== Brief ==
Find the word "Algorithm" in the records below. List each line containing it.

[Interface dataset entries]
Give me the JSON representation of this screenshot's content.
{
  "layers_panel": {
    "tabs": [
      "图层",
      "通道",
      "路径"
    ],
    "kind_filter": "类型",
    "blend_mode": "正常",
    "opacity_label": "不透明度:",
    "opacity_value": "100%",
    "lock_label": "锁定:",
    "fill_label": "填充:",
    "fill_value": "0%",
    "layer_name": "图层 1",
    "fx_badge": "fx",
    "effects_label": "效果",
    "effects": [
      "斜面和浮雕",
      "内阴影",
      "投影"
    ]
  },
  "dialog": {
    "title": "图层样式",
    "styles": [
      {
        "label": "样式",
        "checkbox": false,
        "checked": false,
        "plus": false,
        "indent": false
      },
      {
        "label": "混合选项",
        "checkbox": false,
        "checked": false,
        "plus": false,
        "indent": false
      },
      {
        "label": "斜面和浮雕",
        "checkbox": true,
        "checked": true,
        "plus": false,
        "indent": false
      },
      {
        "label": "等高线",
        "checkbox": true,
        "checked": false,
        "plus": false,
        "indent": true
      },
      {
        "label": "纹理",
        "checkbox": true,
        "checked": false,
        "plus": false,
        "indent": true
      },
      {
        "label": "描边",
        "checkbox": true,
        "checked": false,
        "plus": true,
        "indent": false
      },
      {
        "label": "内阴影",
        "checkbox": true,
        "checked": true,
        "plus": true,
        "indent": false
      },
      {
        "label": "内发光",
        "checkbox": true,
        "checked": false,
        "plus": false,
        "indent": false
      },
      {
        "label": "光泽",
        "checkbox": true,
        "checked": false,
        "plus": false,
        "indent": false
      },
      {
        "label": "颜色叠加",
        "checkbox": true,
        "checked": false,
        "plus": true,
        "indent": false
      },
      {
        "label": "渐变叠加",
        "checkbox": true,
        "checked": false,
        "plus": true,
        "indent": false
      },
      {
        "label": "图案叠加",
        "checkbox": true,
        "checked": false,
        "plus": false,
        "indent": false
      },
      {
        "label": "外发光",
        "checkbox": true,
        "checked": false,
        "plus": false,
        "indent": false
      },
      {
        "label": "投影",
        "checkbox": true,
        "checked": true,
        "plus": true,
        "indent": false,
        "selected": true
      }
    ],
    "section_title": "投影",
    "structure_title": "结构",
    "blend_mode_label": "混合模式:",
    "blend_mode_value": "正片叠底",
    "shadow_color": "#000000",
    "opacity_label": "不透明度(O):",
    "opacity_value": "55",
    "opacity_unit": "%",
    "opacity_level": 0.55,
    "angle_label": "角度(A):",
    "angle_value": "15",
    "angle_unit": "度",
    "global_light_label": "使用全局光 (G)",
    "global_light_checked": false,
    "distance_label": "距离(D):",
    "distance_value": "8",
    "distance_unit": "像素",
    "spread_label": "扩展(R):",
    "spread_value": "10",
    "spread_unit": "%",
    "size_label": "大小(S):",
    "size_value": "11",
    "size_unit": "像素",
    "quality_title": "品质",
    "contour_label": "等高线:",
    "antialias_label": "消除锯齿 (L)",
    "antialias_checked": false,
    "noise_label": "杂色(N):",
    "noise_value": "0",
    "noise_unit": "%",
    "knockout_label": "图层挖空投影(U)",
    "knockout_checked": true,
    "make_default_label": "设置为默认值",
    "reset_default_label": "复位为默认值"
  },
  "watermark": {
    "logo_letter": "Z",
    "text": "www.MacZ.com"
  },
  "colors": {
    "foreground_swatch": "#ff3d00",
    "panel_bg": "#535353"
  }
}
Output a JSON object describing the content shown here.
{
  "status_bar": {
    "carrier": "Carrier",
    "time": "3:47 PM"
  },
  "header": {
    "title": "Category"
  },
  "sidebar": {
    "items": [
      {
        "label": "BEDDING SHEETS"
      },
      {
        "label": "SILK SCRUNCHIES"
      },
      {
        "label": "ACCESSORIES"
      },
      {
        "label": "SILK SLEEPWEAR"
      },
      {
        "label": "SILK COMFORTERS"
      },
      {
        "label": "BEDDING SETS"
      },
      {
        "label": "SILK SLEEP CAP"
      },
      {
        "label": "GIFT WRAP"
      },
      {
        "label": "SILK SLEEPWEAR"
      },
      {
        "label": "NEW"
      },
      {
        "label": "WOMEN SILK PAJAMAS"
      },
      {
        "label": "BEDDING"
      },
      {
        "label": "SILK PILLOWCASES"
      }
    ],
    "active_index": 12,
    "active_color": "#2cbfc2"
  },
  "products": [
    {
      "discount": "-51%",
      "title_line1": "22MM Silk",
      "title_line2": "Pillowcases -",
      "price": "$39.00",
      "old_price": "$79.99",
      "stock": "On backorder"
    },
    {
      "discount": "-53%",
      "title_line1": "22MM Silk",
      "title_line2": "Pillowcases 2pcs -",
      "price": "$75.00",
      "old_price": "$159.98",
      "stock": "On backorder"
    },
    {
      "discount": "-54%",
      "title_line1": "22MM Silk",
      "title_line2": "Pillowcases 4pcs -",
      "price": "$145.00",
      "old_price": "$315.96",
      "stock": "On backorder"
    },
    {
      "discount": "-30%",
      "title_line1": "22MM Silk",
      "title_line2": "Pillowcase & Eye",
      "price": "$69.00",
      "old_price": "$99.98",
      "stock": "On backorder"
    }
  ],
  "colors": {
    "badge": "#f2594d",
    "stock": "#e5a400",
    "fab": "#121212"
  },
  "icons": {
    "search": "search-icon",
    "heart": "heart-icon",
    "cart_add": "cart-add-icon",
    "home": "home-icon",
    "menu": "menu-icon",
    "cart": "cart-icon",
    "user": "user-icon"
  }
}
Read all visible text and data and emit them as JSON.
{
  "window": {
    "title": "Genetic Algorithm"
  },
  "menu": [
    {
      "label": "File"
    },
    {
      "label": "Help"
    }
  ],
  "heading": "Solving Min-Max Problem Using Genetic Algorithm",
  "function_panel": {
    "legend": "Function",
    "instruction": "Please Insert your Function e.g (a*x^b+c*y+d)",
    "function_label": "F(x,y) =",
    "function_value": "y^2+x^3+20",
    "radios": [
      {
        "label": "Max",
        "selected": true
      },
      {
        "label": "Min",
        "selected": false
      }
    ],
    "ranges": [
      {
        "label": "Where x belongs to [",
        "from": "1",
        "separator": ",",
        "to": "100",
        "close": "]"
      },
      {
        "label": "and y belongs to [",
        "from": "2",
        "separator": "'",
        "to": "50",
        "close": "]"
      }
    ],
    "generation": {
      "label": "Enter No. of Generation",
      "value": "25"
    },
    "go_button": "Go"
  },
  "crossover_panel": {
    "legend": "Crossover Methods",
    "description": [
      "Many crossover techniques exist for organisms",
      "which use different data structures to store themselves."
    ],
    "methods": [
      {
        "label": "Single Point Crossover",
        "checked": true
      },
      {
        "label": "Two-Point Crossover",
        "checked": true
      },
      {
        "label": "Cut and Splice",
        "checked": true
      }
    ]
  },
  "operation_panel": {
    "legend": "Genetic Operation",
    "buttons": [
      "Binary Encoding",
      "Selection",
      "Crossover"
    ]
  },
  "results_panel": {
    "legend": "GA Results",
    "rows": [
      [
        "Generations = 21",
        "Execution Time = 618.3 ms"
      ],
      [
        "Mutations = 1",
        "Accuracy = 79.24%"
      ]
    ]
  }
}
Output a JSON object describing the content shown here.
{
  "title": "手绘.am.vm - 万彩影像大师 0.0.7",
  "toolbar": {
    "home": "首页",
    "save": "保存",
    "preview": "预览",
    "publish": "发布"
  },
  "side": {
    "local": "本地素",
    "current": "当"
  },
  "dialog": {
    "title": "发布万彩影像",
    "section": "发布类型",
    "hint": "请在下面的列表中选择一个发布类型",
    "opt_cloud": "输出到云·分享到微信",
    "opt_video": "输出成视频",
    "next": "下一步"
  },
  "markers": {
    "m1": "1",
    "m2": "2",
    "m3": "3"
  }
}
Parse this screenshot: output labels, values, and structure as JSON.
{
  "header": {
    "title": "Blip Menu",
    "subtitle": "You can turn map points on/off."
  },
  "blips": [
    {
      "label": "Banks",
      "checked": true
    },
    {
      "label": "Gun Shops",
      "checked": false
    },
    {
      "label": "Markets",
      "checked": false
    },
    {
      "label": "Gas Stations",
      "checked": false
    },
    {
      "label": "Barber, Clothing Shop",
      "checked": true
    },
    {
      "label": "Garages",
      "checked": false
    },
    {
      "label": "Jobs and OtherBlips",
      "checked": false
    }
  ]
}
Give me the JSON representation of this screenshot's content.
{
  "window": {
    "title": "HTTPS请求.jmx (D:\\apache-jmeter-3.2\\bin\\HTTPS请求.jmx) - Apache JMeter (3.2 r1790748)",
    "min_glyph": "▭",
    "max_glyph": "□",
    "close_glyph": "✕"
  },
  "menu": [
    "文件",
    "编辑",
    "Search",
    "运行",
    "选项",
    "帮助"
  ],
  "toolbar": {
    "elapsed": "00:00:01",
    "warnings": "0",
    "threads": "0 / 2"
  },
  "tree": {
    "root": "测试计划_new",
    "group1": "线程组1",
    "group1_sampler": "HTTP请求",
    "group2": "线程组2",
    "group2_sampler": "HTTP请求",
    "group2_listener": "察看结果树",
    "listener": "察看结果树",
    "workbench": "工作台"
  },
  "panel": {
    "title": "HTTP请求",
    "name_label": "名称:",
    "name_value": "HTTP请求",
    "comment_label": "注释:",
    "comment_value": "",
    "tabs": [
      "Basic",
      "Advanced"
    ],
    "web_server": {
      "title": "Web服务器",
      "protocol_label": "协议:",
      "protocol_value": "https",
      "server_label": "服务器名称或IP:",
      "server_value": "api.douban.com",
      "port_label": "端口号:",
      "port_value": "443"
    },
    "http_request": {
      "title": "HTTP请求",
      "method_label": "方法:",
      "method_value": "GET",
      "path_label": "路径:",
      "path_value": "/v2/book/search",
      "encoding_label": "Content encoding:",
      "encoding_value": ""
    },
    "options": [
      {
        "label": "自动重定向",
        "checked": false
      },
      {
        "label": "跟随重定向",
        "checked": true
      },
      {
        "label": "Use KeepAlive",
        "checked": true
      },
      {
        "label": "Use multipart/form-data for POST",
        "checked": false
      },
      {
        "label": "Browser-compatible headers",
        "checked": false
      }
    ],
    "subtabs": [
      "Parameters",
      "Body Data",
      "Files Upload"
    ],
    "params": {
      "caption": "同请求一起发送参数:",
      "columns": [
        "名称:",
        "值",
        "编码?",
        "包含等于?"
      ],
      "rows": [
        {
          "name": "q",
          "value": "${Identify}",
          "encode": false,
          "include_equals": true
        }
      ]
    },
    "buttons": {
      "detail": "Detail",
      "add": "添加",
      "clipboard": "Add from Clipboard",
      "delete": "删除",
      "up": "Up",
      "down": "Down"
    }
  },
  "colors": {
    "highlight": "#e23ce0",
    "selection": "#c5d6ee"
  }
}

== Output for this task ==
    "title": "Genetic Algorithm"
  "heading": "Solving Min-Max Problem Using Genetic Algorithm",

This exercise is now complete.